3 Awesome Examples of Social Media Customer Service
In 2015, Gartner Research stated, “social media will emerge as a central pillar of customer service.”1
Well, it’s safe to say that the emergence is over, as social media now plays a defining role in the customer service strategies of most brands. In fact, the number of Tweets directed at leading brands continues to increase year over year.2 For customers, it has never been easier to praise or complain about a company. For brands, there has never been a better opportunity to exceed customers’ expectations and improve customers’ satisfaction. For additional insight, read our Digital Customer Care Playbook.
The stakes are high when just one bad experience can cost you a loyal customer. How do you leverage the power of social to create exceptional social media customer service experiences? You can start by following these three awesome examples:
1. Microsoft Xbox: World Record Setting Customer Service
You can’t get more awesome than a Guinness World Record for “Most Responsive Brand on Twitter.” How is @XboxSupport able to reply with an average time of 2 minutes and 42 seconds? Because they have a handle and a customer service team dedicated only to Twitter support. They respond to all @’s publicly, so they stay accountable to their customers. And they don’t just wait to be contacted; they set up monitoring tools to proactively find and contact users who are having conversations about their brand. Also, they add a personal and authentic touch to their replies by adding their initials and a caret to every response. 3 This approach to social media customer service has grown their account to nearly a million followers.

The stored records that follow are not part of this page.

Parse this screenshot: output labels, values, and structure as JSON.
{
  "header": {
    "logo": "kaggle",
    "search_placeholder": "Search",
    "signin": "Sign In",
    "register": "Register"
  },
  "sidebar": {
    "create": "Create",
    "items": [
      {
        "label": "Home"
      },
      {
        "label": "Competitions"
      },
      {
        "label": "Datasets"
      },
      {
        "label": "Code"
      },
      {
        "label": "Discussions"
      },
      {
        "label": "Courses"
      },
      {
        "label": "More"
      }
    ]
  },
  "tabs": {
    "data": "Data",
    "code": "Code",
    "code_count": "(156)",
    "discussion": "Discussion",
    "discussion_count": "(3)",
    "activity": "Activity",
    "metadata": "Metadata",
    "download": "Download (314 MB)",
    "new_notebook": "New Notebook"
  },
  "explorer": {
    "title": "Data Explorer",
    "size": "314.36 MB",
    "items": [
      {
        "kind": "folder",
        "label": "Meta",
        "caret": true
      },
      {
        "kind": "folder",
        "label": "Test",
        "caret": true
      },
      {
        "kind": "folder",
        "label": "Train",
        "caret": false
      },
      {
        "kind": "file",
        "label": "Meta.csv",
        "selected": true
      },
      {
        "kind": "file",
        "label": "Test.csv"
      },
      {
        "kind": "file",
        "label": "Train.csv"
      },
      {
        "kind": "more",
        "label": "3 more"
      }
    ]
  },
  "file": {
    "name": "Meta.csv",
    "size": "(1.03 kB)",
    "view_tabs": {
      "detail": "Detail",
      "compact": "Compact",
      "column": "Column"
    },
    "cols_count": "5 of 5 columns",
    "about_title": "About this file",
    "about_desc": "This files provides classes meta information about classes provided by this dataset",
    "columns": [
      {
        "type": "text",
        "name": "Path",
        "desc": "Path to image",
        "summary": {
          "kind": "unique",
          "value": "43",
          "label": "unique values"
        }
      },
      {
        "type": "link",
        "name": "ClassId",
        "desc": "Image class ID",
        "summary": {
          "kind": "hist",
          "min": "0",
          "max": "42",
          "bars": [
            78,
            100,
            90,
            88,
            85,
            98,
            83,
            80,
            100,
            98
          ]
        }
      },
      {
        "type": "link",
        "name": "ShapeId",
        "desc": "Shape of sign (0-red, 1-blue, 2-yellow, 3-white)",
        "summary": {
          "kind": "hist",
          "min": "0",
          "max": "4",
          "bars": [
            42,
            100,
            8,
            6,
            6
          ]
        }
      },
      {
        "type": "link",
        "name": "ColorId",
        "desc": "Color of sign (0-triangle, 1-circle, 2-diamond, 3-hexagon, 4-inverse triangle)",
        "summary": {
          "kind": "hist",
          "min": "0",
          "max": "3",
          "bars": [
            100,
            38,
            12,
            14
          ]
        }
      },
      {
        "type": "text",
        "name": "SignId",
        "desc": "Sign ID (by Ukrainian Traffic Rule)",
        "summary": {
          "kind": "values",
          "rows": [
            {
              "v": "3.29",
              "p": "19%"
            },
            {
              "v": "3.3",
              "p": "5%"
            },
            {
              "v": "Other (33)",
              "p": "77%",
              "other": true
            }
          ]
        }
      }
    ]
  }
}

- A separate Twitter support handle allows for trained customer service staff to address service requests more quickly.
- Quick response time not only wins over customers, but it can also land you in the Guinness World Record books next to the biggest ball of twine!
2. Zappos: It’s Not About the Shoes
Since 1999, Zappos mission has been “to be the company that provides the absolute best service online — not just in shoes, but in any category.” 4 CEO Tony Hsieh has even recently admitted to not being passionate about shoes at all. Instead, he’s passionate about customer service.5
What stands out most about Zappos' social media customer service is not their quick response time (less than 20 minutes) or their response rate (100%). It’s the positive, can-do, at times whimsical, attitude of their staff. They send good luck cookies to kids whose moms are ordering dress shoes for pageants. They’ll overnight shoes for free if you happen to arrive at your best friend’s wedding shoeless. 6 They’ve even been known to visit rival shoe stores if you forget to pack your favorite pair and you just happen to be visiting Vegas where they’re headquartered.7
Just check out the comments on their Facebook posts, and you’ll quickly see that they set the standard for being both personable and above and beyond helpful on social media. It’s obvious that they enjoy their jobs, which in turn “helps put customers with concerns or complaints at ease, making the experience better for all.”8
Because of their customer service strategies, 75% of Zappos’ purchases come from returning customers, and a whopping 43% of new customers hear about Zappos via word of mouth. 9
- Have fun with customer interactions, and treat every customer with an authentic, personal experience. You’ll likely see a spike in return customer sales.
- Make customer service a key value of your company culture, and your loyal fans will respond by spreading the word about your brand.
3. Starbucks: Listen and Learn
Starbucks has replaced the old fashioned customer comment box with a website and a Twitter account dedicated solely to suggestions. My Starbucks Idea is an opportunity for real customers to share, vote, and discuss their ideas to improve their Starbucks experiences. As they say, “you know better than anyone else what you want from Starbucks. So tell us.” Customers have submitted over 210,000 unique ideas10, and over 300 ideas have launched.
- Make it easy for customers to share ideas. When you crowdsource for innovation, you’ll find customer satisfaction will follow.
- Be transparent. When customers can clearly see all of the ideas that have been submitted — big and small — they’ll be more likely to trust your brand.